For aging adults needing assistance, tiny homes are just as viable as other housing options. Tiny homes are often tailored to the needs of their residents, which can benefit the older dweller. Increased options of designs could allow aging adults to age in place, while also potentially boasting sustainable features in order to increase quality of life. The potential for greener, more sustainable tiny home communities for retired individuals is a niche that has yet to be fully explored, but has great potential to reduce strains on the housing market and crisis, the senior care and assisted living market, and ecological functions.
With the potential for tiny homes to be customized to fit the individual dweller, these low cost homes can promote a more sustainable planned community for aging individuals. Companies such as Elder Cottages or MEDCottages have begun to capitalize on the potential of tiny homes specifically catered to the needs of aging individuals to allow them to age in place. These homes boast single-story living spaces that offer unique amenities such as non-lofted sleeping rooms, wider entryways, and ceiling tracks for a ceiling-mounted trapeze stabilization system. While these two companies offer these homes as temporary solutions mainly to be used as an Accessory Dwelling Unit in a family member’s yard, these ideals of function and design could be utilized to create a larger-scale community intended for these aging individuals. Similar to traditional planned retirement communities, these intentionally built tiny communities can offer increased access to public and social services, such as on-site small-scale health services, increased access to public transportation, and increased opportunity for social engagement.
Why Not Tiny Home Retirement Communities?
When compared to traditional retirement living, including mobile home communities that are popular amongst retirement-age individuals, the increased environmental access allowed within tiny homes and tiny home communities serves as an almost therapeutic amenity, while also increasing the possibility of fostering community ties. In general, social interaction positively affects older adults’ quality of life and life satisfaction. Neighborhood open space positively associates with life satisfaction, and social interaction may be one of several mechanisms explaining the relationship. Higher income individuals who can afford to purchase a single family home in a dedicated retirement community often have access to large open spaces, such a golf courses, parks, or walking trails. As such, lower income individuals are more likely to purchase manufactured mobile homes, particularly in the southern United States. These manufactured homes, however, tend to be constructed with materials such as manufactured plywood- which typically contains formaldehyde- and vinyl that have been shown to increase health risks and cause respiratory issues.
Many aging individuals will tend to want to stay in place, and as such the concept of having sustainable smaller homes within close proximity to one another allows these individuals to build relationships and engage in social activities. This may also allow them to maintain independence while reducing the stress and maintenance costs of other solutions such as mobile home parks, traditional retirement communities, single family residences, or assisted living communities.

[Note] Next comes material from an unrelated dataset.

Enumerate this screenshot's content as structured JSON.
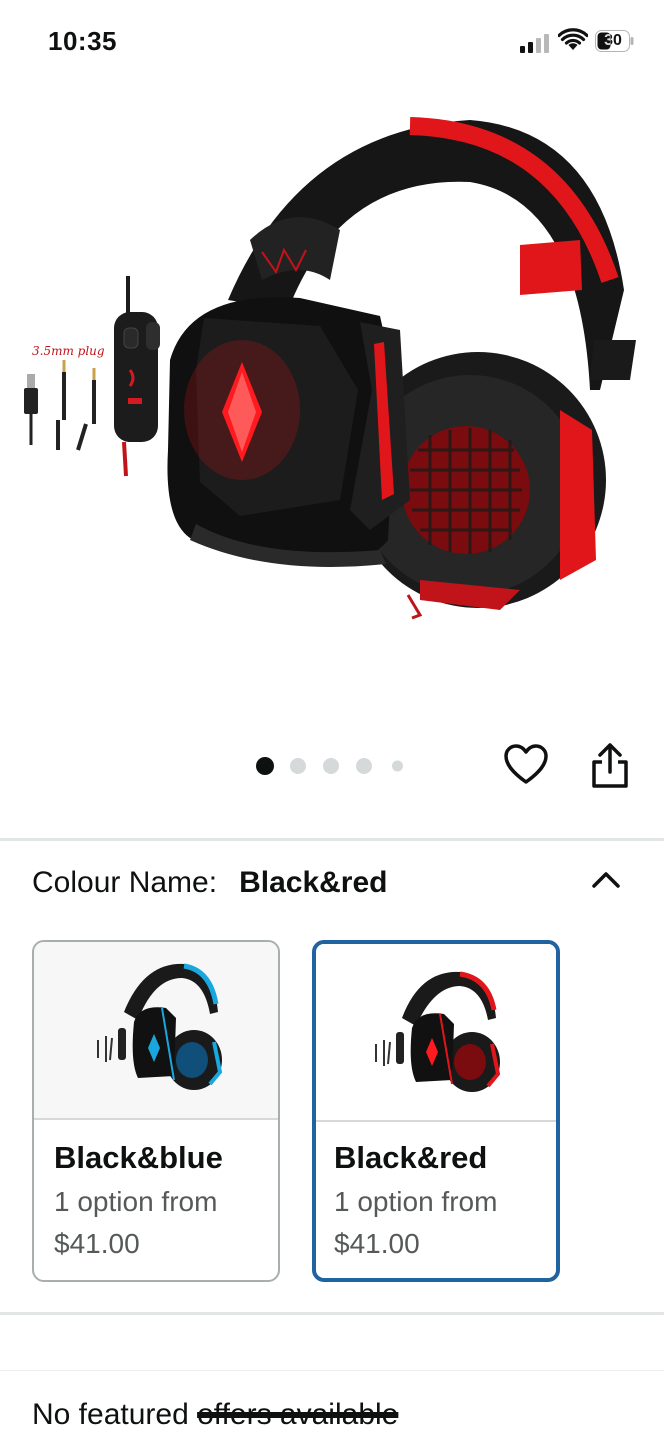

The environmental, economic, and physical and social benefits that tiny home communities can provide seem to make them a promising potential solution to housing an aging population.
Brittney Seman is a graduate student in the Master of Landscape Architecture program at California State Polytechnic University, Pomona. She has a wide variety of interests from ecological and historic restoration to community regeneration and participatory design.